Net migration to South Tyneside has slightly decreased since Brexit, official figures show.
The Office for National Statistics (ONS) estimates that from July 2015 to June 2016, the month of the EU referendum, 149 more long-term migrants arrived from abroad in South Tyneside than left.
In the 12 months after Brexit that figure dropped by 34.
In total, 311 people moved to South Tyneside from abroad and 196 left, leaving the latest net migration figure at 115.
That means South Tyneside’s migrant population is still rising, but at a slower rate than before the referendum.
More people are moving away than before.
In many other parts of the country immigration decreased significantly.
In Manchester net migration halved after the Brexit vote.
While the South Tyneside figures do not give details of where migrants came from, the latest national figures, for 2017-18, show EU migration is at its lowest level since 2012.
Madeleine Sumption, director of the Migration Observatory at the University of Oxford, said: “The UK has clearly become a less attractive country for EU migrants since the referendum.
“The lower value of the pound means that workers coming here for higher wages are getting less than they were in the past, and economic conditions in many of the key EU countries of origin have improved a lot over the past few years.
“Uncertainty about the implications of Brexit may have played a role.”
Nicola Rogers, of the ONS’ Centre for Migration, said: “Today’s figures show that around 270,000 more people are coming to the UK than leaving, so net migration is continuing to add to the UK population.
“Net migration has been broadly stable since peak levels seen in 2015 and 2016.”
It is still well above the Government’s net migration target of 100,000.
Non-EU net migration to the UK is now almost three times higher than from the EU, the ONS says.
The figures also give details about GP registrations by migrants.
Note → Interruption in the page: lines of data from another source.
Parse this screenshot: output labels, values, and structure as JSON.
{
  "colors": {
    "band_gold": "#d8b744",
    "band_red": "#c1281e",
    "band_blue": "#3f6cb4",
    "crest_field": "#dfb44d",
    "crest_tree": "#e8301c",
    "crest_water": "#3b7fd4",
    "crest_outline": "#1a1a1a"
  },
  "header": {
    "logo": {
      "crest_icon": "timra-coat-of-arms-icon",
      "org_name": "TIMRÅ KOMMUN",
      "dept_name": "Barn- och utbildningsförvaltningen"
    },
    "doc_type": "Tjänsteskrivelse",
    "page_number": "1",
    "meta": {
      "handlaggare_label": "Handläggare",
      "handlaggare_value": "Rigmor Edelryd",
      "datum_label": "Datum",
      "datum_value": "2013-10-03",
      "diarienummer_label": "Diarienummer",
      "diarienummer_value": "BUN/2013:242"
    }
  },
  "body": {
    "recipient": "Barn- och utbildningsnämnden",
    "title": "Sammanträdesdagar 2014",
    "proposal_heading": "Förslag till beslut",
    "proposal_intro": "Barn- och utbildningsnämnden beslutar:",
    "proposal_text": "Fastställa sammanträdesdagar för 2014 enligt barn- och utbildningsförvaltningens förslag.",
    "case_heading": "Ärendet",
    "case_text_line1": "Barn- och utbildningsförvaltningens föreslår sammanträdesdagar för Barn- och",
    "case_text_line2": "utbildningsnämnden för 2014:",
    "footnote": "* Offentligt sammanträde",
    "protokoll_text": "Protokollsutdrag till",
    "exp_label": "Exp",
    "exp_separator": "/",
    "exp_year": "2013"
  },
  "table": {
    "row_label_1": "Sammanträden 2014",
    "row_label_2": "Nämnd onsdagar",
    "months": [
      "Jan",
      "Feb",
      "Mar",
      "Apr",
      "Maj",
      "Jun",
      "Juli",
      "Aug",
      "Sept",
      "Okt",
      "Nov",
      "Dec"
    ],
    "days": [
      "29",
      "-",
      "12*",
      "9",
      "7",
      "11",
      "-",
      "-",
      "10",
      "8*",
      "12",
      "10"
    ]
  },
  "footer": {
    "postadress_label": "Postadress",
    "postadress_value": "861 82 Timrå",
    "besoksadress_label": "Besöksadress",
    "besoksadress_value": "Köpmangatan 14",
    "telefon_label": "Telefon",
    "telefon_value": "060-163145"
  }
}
From July 2015 to June 2016, 412 patients registered, compared with 423 patients in the 12 months after.